If our American politicians continue to fail in understanding the many excellent commercial opportunities, Lunar resources, international leadership benefits, and military options that are enabled with efficient and economical high Isp and high delta-v capable electric propulsion spacecraft based at an expanded International Space Station, perhaps India, Europe, Russia, Japan, or China might be able and willing to lead the world in space by launching and owning an ever growing and quite useful LEO international space station.
Yikes! Some folks Inside the Beltway are trying to do some critical thinking about our future in space and the International Space Station!
“If anything, a decision to cancel NASA’s direct involvement could end up costing taxpayers more over the long term: If the ISS turns out not to be profitable, as seems more than likely, the inevitable response of the company or companies that have assumed control of it will be to embrace corporate cronyism and petition future administrations for federal aid.”
And, “Moreover, the premature termination of NASA’s involvement with the ISS would undercut vital research that could serve as a stepping stone for future missions to the Moon, Mars, and other parts of the solar system.”
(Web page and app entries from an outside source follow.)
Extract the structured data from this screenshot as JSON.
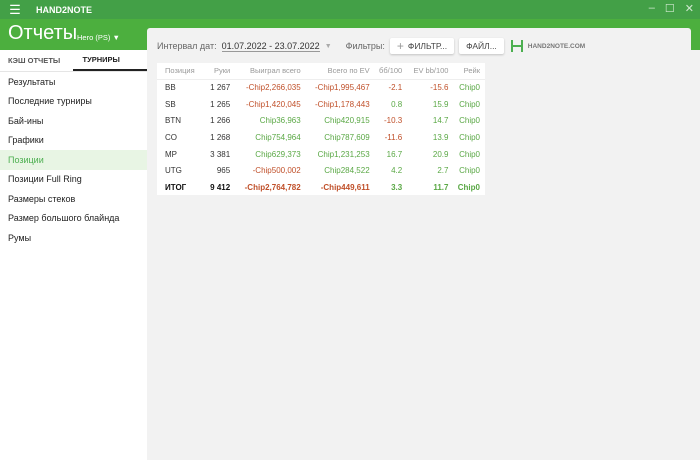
{
  "app": {
    "name": "HAND2NOTE",
    "title": "Отчеты",
    "player": "Hero (PS)"
  },
  "tabs": [
    {
      "label": "КЭШ ОТЧЕТЫ"
    },
    {
      "label": "ТУРНИРЫ",
      "active": true
    }
  ],
  "sidebar": {
    "items": [
      {
        "label": "Результаты"
      },
      {
        "label": "Последние турниры"
      },
      {
        "label": "Бай-ины"
      },
      {
        "label": "Графики"
      },
      {
        "label": "Позиции",
        "active": true
      },
      {
        "label": "Позиции Full Ring"
      },
      {
        "label": "Размеры стеков"
      },
      {
        "label": "Размер большого блайнда"
      },
      {
        "label": "Румы"
      }
    ]
  },
  "filters": {
    "date_label": "Интервал дат:",
    "date_value": "01.07.2022 - 23.07.2022",
    "filters_label": "Фильтры:",
    "filter_button": "ФИЛЬТР...",
    "file_button": "ФАЙЛ...",
    "logo_text": "HAND2NOTE.COM"
  },
  "table": {
    "columns": [
      "Позиция",
      "Руки",
      "Выиграл всего",
      "Всего по EV",
      "бб/100",
      "EV bb/100",
      "Рейк"
    ],
    "rows": [
      [
        "BB",
        "1 267",
        "-Chip2,266,035",
        "-Chip1,995,467",
        "-2.1",
        "-15.6",
        "Chip0"
      ],
      [
        "SB",
        "1 265",
        "-Chip1,420,045",
        "-Chip1,178,443",
        "0.8",
        "15.9",
        "Chip0"
      ],
      [
        "BTN",
        "1 266",
        "Chip36,963",
        "Chip420,915",
        "-10.3",
        "14.7",
        "Chip0"
      ],
      [
        "CO",
        "1 268",
        "Chip754,964",
        "Chip787,609",
        "-11.6",
        "13.9",
        "Chip0"
      ],
      [
        "MP",
        "3 381",
        "Chip629,373",
        "Chip1,231,253",
        "16.7",
        "20.9",
        "Chip0"
      ],
      [
        "UTG",
        "965",
        "-Chip500,002",
        "Chip284,522",
        "4.2",
        "2.7",
        "Chip0"
      ]
    ],
    "total": [
      "ИТОГ",
      "9 412",
      "-Chip2,764,782",
      "-Chip449,611",
      "3.3",
      "11.7",
      "Chip0"
    ]
  },
  "colors": {
    "titlebar": "#43a047",
    "header": "#4caf3e",
    "negative": "#c0502a",
    "positive": "#5aa845"
  }
}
From: “Ted Cruz Warns against Privatizing the International Space Station” By Kevin Mooney August 29, 2018
Yeah, I’m with you. Used to clip out and paste the Gemini and Apollo newspaper articles before, during and after each flight. NASA sent, upon request a huge packet of photos and info. I can still remember getting that package in the mail!
The Lunar Orbiting Platform-Gateway (LOG-G) is to my mind, an enormous boondoggle. It is simply another money pit for the ULA consortium. Totally unnecessary for return to Luna. The lunar surface is a hostile environment, but not nearly as hostile as the LOP-G w/r radiation exposure for the crews manning it.
I’ve often wondered which group of geniuses within NASA came up with this abortion of an idea.